● **TASK TO CARRY OUT**
For each record below, set it down exactly but leave out any picture.
================================
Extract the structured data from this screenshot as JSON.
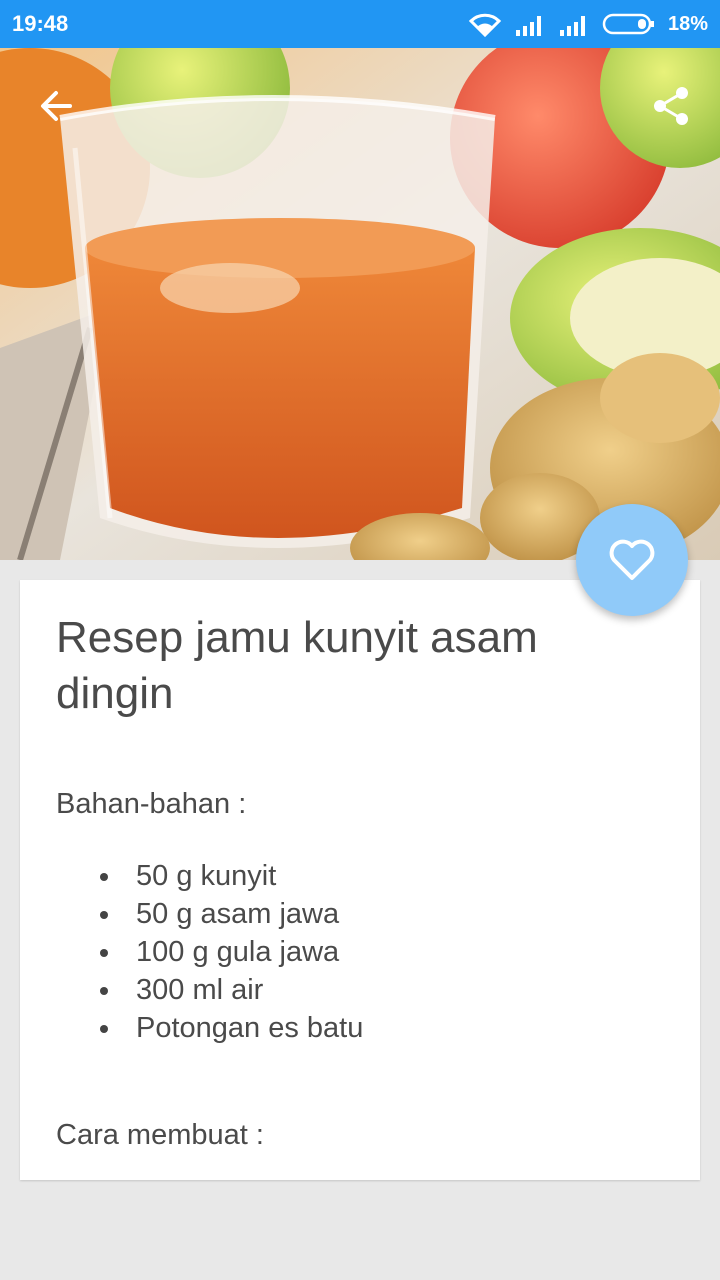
{
  "status_bar": {
    "time": "19:48",
    "battery_percent": "18%",
    "icons": [
      "wifi-icon",
      "signal-icon",
      "signal-icon",
      "battery-icon"
    ],
    "color": "#2196f3"
  },
  "app_bar": {
    "back_icon": "arrow-left-icon",
    "share_icon": "share-icon"
  },
  "fab": {
    "icon": "heart-outline-icon",
    "color": "#90caf9"
  },
  "recipe": {
    "title": "Resep jamu kunyit asam dingin",
    "ingredients_label": "Bahan-bahan :",
    "ingredients": [
      "50 g kunyit",
      "50 g asam jawa",
      "100 g gula jawa",
      "300 ml air",
      "Potongan es batu"
    ],
    "method_label": "Cara membuat :"
  }
}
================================
● **ANSWER SPACE**
Extract the structured data from this screenshot as JSON.
{
  "status_bar": {
    "time": "19:48",
    "battery_percent": "18%",
    "icons": [
      "wifi-icon",
      "signal-icon",
      "signal-icon",
      "battery-icon"
    ],
    "color": "#2196f3"
  },
  "app_bar": {
    "back_icon": "arrow-left-icon",
    "share_icon": "share-icon"
  },
  "fab": {
    "icon": "heart-outline-icon",
    "color": "#90caf9"
  },
  "recipe": {
    "title": "Resep jamu kunyit asam dingin",
    "ingredients_label": "Bahan-bahan :",
    "ingredients": [
      "50 g kunyit",
      "50 g asam jawa",
      "100 g gula jawa",
      "300 ml air",
      "Potongan es batu"
    ],
    "method_label": "Cara membuat :"
  }
}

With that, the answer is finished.